Yesterday, the Orioles wrapped up a three-game home series against Boston. Going into the series, I had modest hopes of just one win against the mighty Red Sox to help keep the season from falling completely off the rails. They got the win. Actually, I think there are some other positives to take from this series against an obviously superior team.
Photo via Krem's Sports
Monday, July 18th
Scoring 10 runs against Red Sox pitching is a good thing, even if your own staff gives up 15. Every player who came to bat for the Birds managed to reach base at least once, even pinch hitter Josh Bell. Four different players had extra base hits in the contest. Derrick Lee hit a triple. Thanks to Buck O'Neil, I watch triples with greater interest now. Buck described the triple as the most exciting play in baseball. They're rare and precious things, too. Jose Reyes (Mets) currently leads the Majors with 15. The leaders in homers and doubles have twice as many.
Moneyball continues to influence my baseball watching experience. I have a much greater appreciation for the Sox' Kevin Youkilis and for patient hitters in general. I do not envy any pitcher who has to face Pedroia, Gonzalez and Youkilis one after the other. Is there a more disciplined 2-3-4 combo in baseball these days?
I pay closer attention to pitch counts now, too. According to Moneyball, there is a huge statistical difference in the outcomes of at-bats that begin with a 2-1 count vs. those with a 1-2 count. Indeed, every plate appearance is a narrative all its own but clues to the end are planted early.
Tuesday, July 19th and Wednesday, July 20th
Obviously, these were very different games: the first a Baltimore win, the second a shutout loss. But the positive development I see applies to both. Not only did Jeremy Guthrie and Jake Arietta both turn in quality starts but both were allowed to pitch through the seventh inning, even though it meant pushing the pitch count above 100. Buck Showalter has been very conservative in managing his young rotation this year. While I can certainly understand why, an overextended bullpen is unavoidable and the Orioles' late-inning troubles can be directly attributed to that. Letting the starters pitch longer could have great long-term benefits in the second half of the season.

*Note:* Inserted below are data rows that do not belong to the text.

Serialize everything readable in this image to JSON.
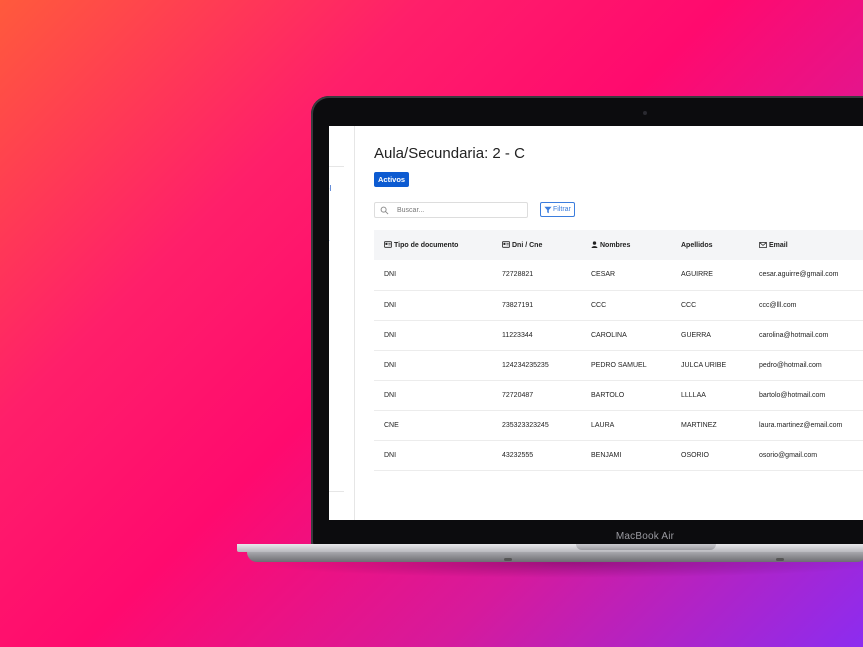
{
  "device": {
    "label": "MacBook Air"
  },
  "sidebar": {
    "fragments": [
      "r",
      "ol",
      "a"
    ]
  },
  "page": {
    "title": "Aula/Secundaria: 2 - C",
    "status_badge": "Activos"
  },
  "search": {
    "placeholder": "Buscar..."
  },
  "toolbar": {
    "filter_label": "Filtrar"
  },
  "table": {
    "columns": [
      {
        "label": "Tipo de documento",
        "icon": "id-card-icon"
      },
      {
        "label": "Dni / Cne",
        "icon": "id-card-icon"
      },
      {
        "label": "Nombres",
        "icon": "user-icon"
      },
      {
        "label": "Apellidos",
        "icon": ""
      },
      {
        "label": "Email",
        "icon": "envelope-icon"
      }
    ],
    "rows": [
      [
        "DNI",
        "72728821",
        "CESAR",
        "AGUIRRE",
        "cesar.aguirre@gmail.com"
      ],
      [
        "DNI",
        "73827191",
        "CCC",
        "CCC",
        "ccc@lll.com"
      ],
      [
        "DNI",
        "11223344",
        "CAROLINA",
        "GUERRA",
        "carolina@hotmail.com"
      ],
      [
        "DNI",
        "124234235235",
        "PEDRO SAMUEL",
        "JULCA URIBE",
        "pedro@hotmail.com"
      ],
      [
        "DNI",
        "72720487",
        "BARTOLO",
        "LLLLAA",
        "bartolo@hotmail.com"
      ],
      [
        "CNE",
        "235323323245",
        "LAURA",
        "MARTINEZ",
        "laura.martinez@email.com"
      ],
      [
        "DNI",
        "43232555",
        "BENJAMI",
        "OSORIO",
        "osorio@gmail.com"
      ]
    ]
  },
  "colors": {
    "accent": "#0d5bd1",
    "filter": "#3b7ddd"
  }
}
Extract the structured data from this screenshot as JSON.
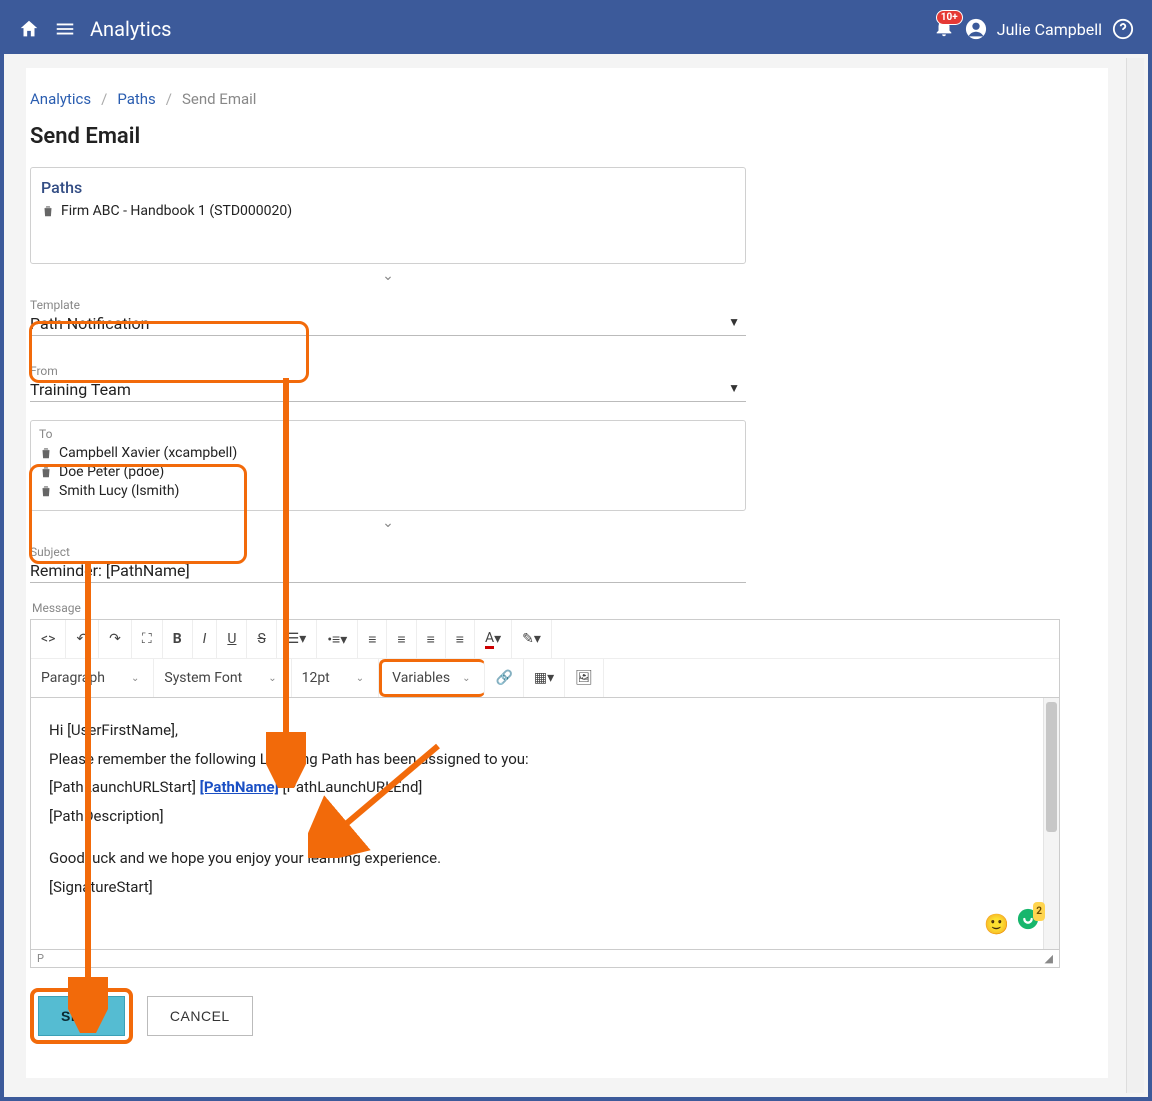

The 10 Things
It's been less than two weeks since my last check in so not a lot has changed in regards to Matt Trueblood's 10 things the Orioles must do to win the pennant. It is worth updating a few of them, though.
3. Nick Markakis elevates. Markakis's hot streak continues. His current averages are .290/.340/.392. He is still behind last year's figures - .297/.370/.436. His ground outs/air outs ratio has improved since the last check in, now at 1.07. He's getting closer to last year's 1.04.
6. Buck Showalter makes the team his own. There has been improvement here on the two metrics we're watching. Team slugging is now .405, up from last year's .386 - good for tenth best in the Majors. Team fielding percentage is up a tick to .983 vs. last year's .982. The winning percentage is .411, doing a tight rope walk above last year's .407
10. Adam Jones becomes Batman. Offense is up. The batting average is .287 compared to .284 last year. The slugging percentage has soared: .477 vs. .442. He did get caught stealing for the first time this year recently but an 86% steal percentage is still better than last year's 50%. Defense is down. The fielding percentage is better but still down: .980 vs. .984. The range factor is down: 2.62 and still short of last year's 2.91.
The Trade Deadline Approaches
The trade deadline is July 31st and in their current state, the Orioles will definitely be sellers rather than buyers. The Baltimore player who seems to have the most buzz around the Majors is Guthrie. I don't think he's the right guy for the team to be shopping. If the franchise is ready to bag the year, then sure let you're only reasonably reliable starter get away. But I think it's best to deal from strength for need. As I said in my last check in post, the one part of the team that has functioned well is the back end of the bullpen. Setup man Koji Uehara (pictured above) is 36 years old and is having a good year. His value to the team is unlikely to ever be any higher. If it were my call, Uehara would be the bait with prospects for the rotation as the catch. Until you have decent starters, a good bullpen is a meaningless luxury.